5. Learn some language basics that can help you navigate your host country.
A little bit of language can go a long way. Studying Chinese by myself from books, audio CDs, Rossetta Stone, and language apps on my phone when I happen to have the time—that’s not enough language instruction to learn anything of significance. I need to just admit it’s time for more serious language study. Not only would this allow me to more fully experience China and all it has to offer, but it would help me through those frustrating moments—the ones that don’t really matter all that much (like trying to return something to the store) and also for the ones that do (like a trip to the hospital).
In case you’re curious how things played out in the end, here’s the aftermath of our Family Adventure Day Gone Wrong:
The pain subsided on its own shortly after we arrived at the hospital, before they even gave him anything for the pain.
They ran a number of tests, including a CT Scan that showed he did, indeed, have a kidney stone that was measuring about nine millimeters. The doctor said the stone probably began to move (that was the intense pain he was feeling) but then stopped and settled again (which is why the pain stopped, too).
They made an appointment with a specialist for early the next week. At this appointment, the doctor recommended surgery to remove the stone—he said it was big enough that he probably wouldn’t be able to pass it on his own and if left there, it could cause potential damage to the kidney.
The surgery was scheduled at the earliest opening they had, which wasn’t for another week.

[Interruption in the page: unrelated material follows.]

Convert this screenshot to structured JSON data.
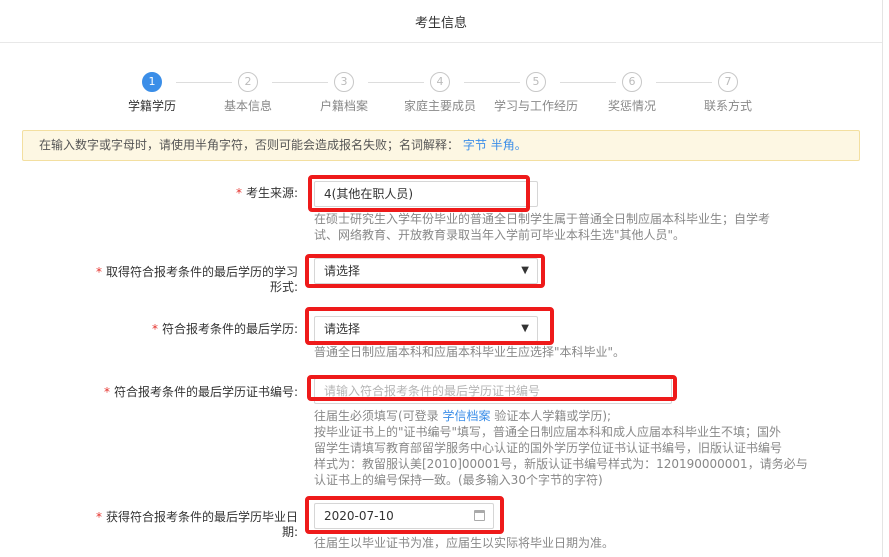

He accepted the suggested procedure and scheduled it and hoped that he wouldn’t have another episode while waiting for his appointment. The doctor told him to “take it easy” while he waited.
The surgery went smoothly and it turned out that it was even bigger than they thought. (It was twelve millimeters.) He felt pretty miserable for about a week afterward, but now is back to normal again. We’ll be resuming our Family Adventure Day probably next week.
Whenever I start to get a little grumbly, I can’t help but to switch things up and remember all the things to be grateful for. It’s become my mantra—“Okay, Lonna. Put your perspectacles on.” As annoying as it probably was to Hubby (since he was, after all, the one laying in the hospital bed), I had to remind myself how fortunate we were.
“You know, things could be so much worse,” I said, “I’m so thankful that this is a kidney stone and not a heart attack. I’m thankful that we have worldwide medical insurance; that we had decided to go into the city rather than drive away from it. I’m thankful that our kids are being so amazingly understanding and well-behaved throughout the whole ordeal, even though they’re hungry, and I haven’t been able to find anything they are willing to eat besides bread. Everything is going to be okay,” I said, “We are so blessed.”
He must have been feeling pretty grateful, too, because the day after his surgery, while he was still in the hospital, I got a knock on my door and found a delivery lady who gave me this.
Yes, that’s right. My hubby was sick in the hospital and he sent flowers to me. Seems a little backwards, I know, but that’s just the kind of man I have.
And when all was said and done, it was kind of comical listening to the kids give their rendition of everything that happened. The next time we skyped with Mamaw and Papa, Daughter told the story about how, “Daddy had a kidney bean . . . or rock . . . or whatever.”
It’s nice to be able to smile about the whole thing when it’s finished.
What about you? What are your strategies and suggestions on how to be ready for a medical emergencies?